_Action item:_ From the entries, copy each line that includes "controllers".

_Data records:_
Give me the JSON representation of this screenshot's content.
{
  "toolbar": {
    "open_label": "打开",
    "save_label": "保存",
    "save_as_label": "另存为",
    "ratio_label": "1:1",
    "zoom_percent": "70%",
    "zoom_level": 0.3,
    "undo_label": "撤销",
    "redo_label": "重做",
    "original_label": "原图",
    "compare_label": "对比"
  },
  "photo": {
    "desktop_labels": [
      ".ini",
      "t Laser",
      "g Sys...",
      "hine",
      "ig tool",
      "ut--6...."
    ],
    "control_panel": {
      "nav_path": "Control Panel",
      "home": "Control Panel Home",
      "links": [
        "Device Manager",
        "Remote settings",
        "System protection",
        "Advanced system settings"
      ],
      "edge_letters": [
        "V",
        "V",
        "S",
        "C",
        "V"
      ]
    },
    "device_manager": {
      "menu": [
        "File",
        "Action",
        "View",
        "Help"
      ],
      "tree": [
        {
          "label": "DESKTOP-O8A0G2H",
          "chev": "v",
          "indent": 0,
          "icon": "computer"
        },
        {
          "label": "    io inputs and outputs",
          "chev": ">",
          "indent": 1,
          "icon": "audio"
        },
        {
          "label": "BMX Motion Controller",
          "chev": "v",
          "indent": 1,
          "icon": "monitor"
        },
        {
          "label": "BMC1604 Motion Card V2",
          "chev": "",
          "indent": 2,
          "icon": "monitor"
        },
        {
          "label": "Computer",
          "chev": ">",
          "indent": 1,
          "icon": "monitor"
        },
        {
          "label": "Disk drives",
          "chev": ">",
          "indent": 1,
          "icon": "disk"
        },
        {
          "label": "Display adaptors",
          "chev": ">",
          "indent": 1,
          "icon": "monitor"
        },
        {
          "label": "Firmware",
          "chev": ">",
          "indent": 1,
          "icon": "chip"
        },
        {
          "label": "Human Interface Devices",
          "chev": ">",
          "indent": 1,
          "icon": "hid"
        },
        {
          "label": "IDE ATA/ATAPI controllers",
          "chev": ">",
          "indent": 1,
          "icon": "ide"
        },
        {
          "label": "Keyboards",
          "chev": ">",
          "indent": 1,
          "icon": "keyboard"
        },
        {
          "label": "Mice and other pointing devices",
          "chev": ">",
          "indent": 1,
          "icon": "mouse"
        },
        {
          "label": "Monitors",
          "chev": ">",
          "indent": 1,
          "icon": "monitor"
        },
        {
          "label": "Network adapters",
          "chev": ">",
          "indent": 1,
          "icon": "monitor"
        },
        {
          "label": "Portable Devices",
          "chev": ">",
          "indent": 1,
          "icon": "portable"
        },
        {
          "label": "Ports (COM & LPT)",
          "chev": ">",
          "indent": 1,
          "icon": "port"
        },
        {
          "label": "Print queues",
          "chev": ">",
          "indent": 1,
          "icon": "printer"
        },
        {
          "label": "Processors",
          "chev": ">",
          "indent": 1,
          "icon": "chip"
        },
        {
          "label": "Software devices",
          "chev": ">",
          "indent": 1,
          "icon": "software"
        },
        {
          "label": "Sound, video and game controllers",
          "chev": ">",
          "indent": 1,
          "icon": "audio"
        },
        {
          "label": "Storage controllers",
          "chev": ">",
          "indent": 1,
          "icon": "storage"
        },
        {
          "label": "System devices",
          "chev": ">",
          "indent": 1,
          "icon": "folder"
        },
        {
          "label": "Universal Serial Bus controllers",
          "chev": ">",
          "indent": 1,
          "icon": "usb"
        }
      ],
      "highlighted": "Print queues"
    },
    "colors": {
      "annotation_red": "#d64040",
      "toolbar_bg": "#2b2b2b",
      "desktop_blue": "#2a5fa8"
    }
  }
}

_Solution:_
          "label": "IDE ATA/ATAPI controllers",
          "label": "Sound, video and game controllers",
          "label": "Storage controllers",
          "label": "Universal Serial Bus controllers",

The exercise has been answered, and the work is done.